Collection entries:
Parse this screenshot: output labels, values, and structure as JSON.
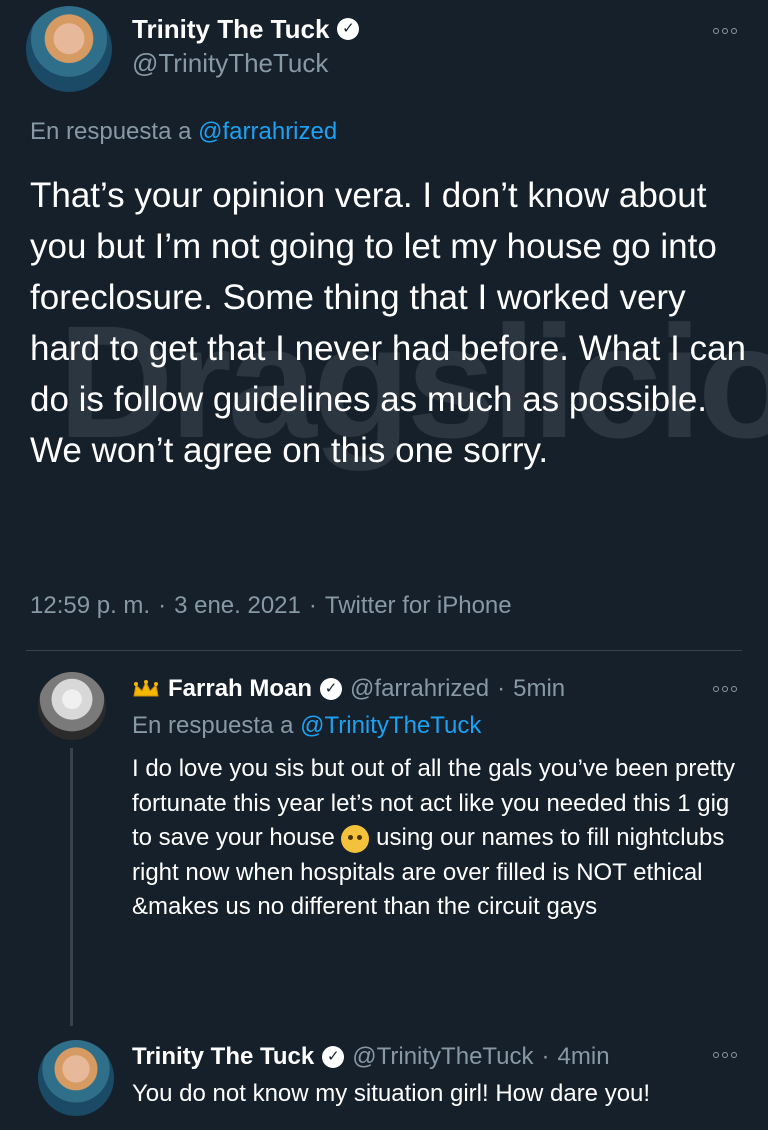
{
  "main_tweet": {
    "author_name": "Trinity The Tuck",
    "author_handle": "@TrinityTheTuck",
    "reply_prefix": "En respuesta a",
    "reply_to": "@farrahrized",
    "text": "That’s your opinion vera. I don’t know about you but I’m not going to let my house go into foreclosure. Some thing that I worked very hard to get that I never had before. What I can do is follow guidelines as much as possible. We won’t agree on this one sorry.",
    "time": "12:59 p. m.",
    "sep1": "·",
    "date": "3 ene. 2021",
    "sep2": "·",
    "source": "Twitter for iPhone"
  },
  "watermark": {
    "text": "Dragslicious"
  },
  "reply_1": {
    "author_name": "Farrah Moan",
    "author_handle": "@farrahrized",
    "sep": "·",
    "time_ago": "5min",
    "reply_prefix": "En respuesta a",
    "reply_to": "@TrinityTheTuck",
    "text_part1": "I do love you sis but out of all the gals you’ve been pretty fortunate this year let’s not act like you needed this 1 gig to save your house",
    "text_part2": "using our names to fill nightclubs right now when hospitals are over filled is NOT ethical &makes us no different than the circuit gays"
  },
  "reply_2": {
    "author_name": "Trinity The Tuck",
    "author_handle": "@TrinityTheTuck",
    "sep": "·",
    "time_ago": "4min",
    "text": "You do not know my situation girl! How dare you!"
  },
  "icons": {
    "verified": "verified-badge-icon",
    "more": "more-options-icon",
    "crown": "crown-emoji-icon",
    "face": "raised-eyebrow-emoji-icon"
  },
  "colors": {
    "background": "#15202b",
    "text": "#ffffff",
    "muted": "#8899a6",
    "link": "#1da1f2",
    "divider": "#38444d"
  }
}
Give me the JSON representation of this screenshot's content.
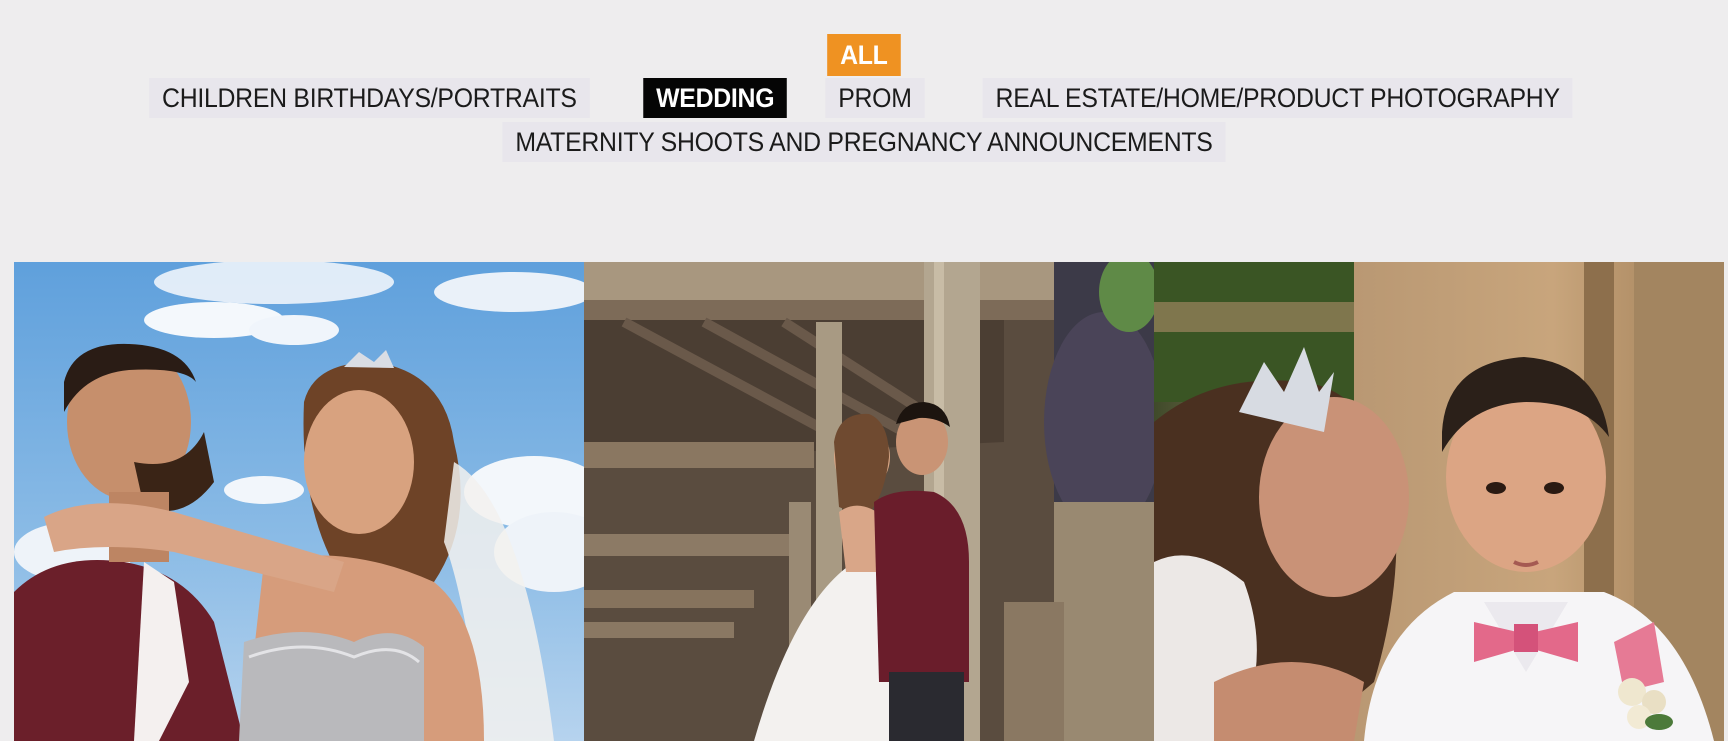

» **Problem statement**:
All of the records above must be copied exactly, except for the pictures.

» **Completed exercise**:
Parse this screenshot: output labels, values, and structure as JSON.
{
  "main_tweet": {
    "author_name": "Trinity The Tuck",
    "author_handle": "@TrinityTheTuck",
    "reply_prefix": "En respuesta a",
    "reply_to": "@farrahrized",
    "text": "That’s your opinion vera. I don’t know about you but I’m not going to let my house go into foreclosure. Some thing that I worked very hard to get that I never had before. What I can do is follow guidelines as much as possible. We won’t agree on this one sorry.",
    "time": "12:59 p. m.",
    "sep1": "·",
    "date": "3 ene. 2021",
    "sep2": "·",
    "source": "Twitter for iPhone"
  },
  "watermark": {
    "text": "Dragslicious"
  },
  "reply_1": {
    "author_name": "Farrah Moan",
    "author_handle": "@farrahrized",
    "sep": "·",
    "time_ago": "5min",
    "reply_prefix": "En respuesta a",
    "reply_to": "@TrinityTheTuck",
    "text_part1": "I do love you sis but out of all the gals you’ve been pretty fortunate this year let’s not act like you needed this 1 gig to save your house",
    "text_part2": "using our names to fill nightclubs right now when hospitals are over filled is NOT ethical &makes us no different than the circuit gays"
  },
  "reply_2": {
    "author_name": "Trinity The Tuck",
    "author_handle": "@TrinityTheTuck",
    "sep": "·",
    "time_ago": "4min",
    "text": "You do not know my situation girl! How dare you!"
  },
  "icons": {
    "verified": "verified-badge-icon",
    "more": "more-options-icon",
    "crown": "crown-emoji-icon",
    "face": "raised-eyebrow-emoji-icon"
  },
  "colors": {
    "background": "#15202b",
    "text": "#ffffff",
    "muted": "#8899a6",
    "link": "#1da1f2",
    "divider": "#38444d"
  }
}
Give me the JSON representation of this screenshot's content.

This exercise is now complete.